April 30, 2021

Commemorating the victims of Chornobyl


Thirty-five years ago, on April 26, 1986, during a test meant to simulate an electrical outage, power to the No. 4 reactor at the Chornobyl Nuclear Power Plant unexpectedly dropped to a near-zero level.  Reactor operators, who were not scheduled to work and were not properly prepared to run the test, tried to restore power.  The core of the reactor, which had become unstable and suffered from various design flaws, exploded twice, spewing radioactive material across a large swath of Europe.

While Belarus, Ukraine and Russia were hit hardest by the fallout from the disaster, radioactive contamination reached as far away as Norway.  In fact, the first public indicator that a major nuclear catastrophe had occurred came not from Soviet authorities.  Rather, it came two days later from workers at the Forsmark Nuclear Power Plant in Sweden – some 680 miles northwest of Chornobyl – who detected unusually high radiation counts in their facility on April 28, 1986.

It is important to note, as Orest Deychakiwsky has in his column in this week’s issue of The Weekly, the “monumental health, environmental, social, political and economic consequences which linger to this day.”  Mr. Deychakiwsky rightly notes that on this 35th anniversary of the nuclear catastrophe, it is important to honor the memory of all who have been impacted by the disaster.  Indeed, we may never really know just how many have been impacted by and suffered from Chornobyl’s consequences.

Mr. Deychakiwsky rightly points out that, “while we will most probably never know the full scope of the devastation on human health, or on the environment, let there be no doubt that it has been enormous.  Its legacy persists to this day and will do so for generations to come.”

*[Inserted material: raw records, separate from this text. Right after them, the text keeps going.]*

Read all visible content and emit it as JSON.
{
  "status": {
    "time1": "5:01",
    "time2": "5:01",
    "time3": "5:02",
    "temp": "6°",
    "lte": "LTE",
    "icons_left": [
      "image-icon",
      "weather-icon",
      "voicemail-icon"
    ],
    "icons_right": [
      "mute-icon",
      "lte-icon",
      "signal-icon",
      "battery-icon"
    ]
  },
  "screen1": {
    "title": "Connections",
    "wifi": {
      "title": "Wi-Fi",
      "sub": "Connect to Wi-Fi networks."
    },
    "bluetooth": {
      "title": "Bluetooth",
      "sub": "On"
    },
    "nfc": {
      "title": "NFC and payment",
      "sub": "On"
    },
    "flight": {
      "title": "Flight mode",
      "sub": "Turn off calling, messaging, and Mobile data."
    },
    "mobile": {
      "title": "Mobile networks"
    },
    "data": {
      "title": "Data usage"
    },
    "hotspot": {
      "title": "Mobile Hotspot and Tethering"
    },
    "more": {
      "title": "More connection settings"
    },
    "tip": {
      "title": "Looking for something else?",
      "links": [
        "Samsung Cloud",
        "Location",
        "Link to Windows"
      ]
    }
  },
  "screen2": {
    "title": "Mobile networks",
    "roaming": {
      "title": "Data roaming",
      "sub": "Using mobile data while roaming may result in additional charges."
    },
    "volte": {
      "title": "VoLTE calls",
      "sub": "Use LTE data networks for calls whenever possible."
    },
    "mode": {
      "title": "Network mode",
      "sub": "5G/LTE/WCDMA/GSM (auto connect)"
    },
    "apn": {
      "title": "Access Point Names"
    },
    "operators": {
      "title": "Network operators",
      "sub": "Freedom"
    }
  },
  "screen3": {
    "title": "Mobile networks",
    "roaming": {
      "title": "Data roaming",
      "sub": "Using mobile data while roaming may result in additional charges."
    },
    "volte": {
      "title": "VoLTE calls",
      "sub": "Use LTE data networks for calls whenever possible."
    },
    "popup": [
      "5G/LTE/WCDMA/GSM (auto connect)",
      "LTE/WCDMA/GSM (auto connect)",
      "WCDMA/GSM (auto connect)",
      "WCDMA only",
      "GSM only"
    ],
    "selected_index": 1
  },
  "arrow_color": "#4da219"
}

Which is why we are mystified that there seemed to be very little done this year to commemorate and honor all of the victims of this tragic event.  This week’s issue does include a short story about one such commemoration which took place in Chicago, but it was organized by members of the Belarusian diaspora.  Mr. Deychakiwsky rightly points out all of the truly amazing work that has been done over the past 35 years by various people and organizations.  He notes that the U.S. has been the single largest country donor, “spending hundreds of millions to help clean up the site and build confinement structures, most recently the New Safe Confinement (NSC) to contain destroyed reactor number 4, the building of which was completed in 2019.”

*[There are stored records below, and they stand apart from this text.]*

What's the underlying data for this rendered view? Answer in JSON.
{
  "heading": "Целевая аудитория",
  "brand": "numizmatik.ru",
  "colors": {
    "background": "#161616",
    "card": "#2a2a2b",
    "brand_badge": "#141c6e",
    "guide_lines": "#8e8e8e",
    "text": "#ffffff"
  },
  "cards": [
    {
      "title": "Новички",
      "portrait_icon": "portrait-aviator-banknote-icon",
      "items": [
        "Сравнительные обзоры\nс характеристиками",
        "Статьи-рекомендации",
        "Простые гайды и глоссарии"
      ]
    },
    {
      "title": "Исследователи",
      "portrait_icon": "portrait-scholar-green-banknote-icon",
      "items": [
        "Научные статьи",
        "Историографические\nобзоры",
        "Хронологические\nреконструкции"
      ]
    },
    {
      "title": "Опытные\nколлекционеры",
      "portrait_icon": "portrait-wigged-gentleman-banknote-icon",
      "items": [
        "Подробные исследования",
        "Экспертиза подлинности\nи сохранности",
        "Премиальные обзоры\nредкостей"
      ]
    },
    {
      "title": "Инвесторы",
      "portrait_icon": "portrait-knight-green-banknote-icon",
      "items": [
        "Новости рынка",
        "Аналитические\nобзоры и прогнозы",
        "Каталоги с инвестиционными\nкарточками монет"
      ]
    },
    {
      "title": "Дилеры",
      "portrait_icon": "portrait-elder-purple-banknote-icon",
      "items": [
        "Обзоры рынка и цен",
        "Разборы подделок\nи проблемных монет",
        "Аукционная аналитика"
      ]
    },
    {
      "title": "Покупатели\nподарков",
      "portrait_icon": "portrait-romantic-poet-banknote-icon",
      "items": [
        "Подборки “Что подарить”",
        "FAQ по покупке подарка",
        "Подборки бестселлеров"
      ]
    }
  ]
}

Those efforts have not only commemorated the dead, but they have also raised massive amounts of money to help survivors who have had to live with the consequences of the radioactive fallout.  Indeed, their efforts should be applauded.  But as we remember the events of April 26, 1986, let us also recommit ourselves to continuing to honor and commemorate all those who have been impacted by the world’s greatest nuclear catastrophe, precisely so that it may never happen again.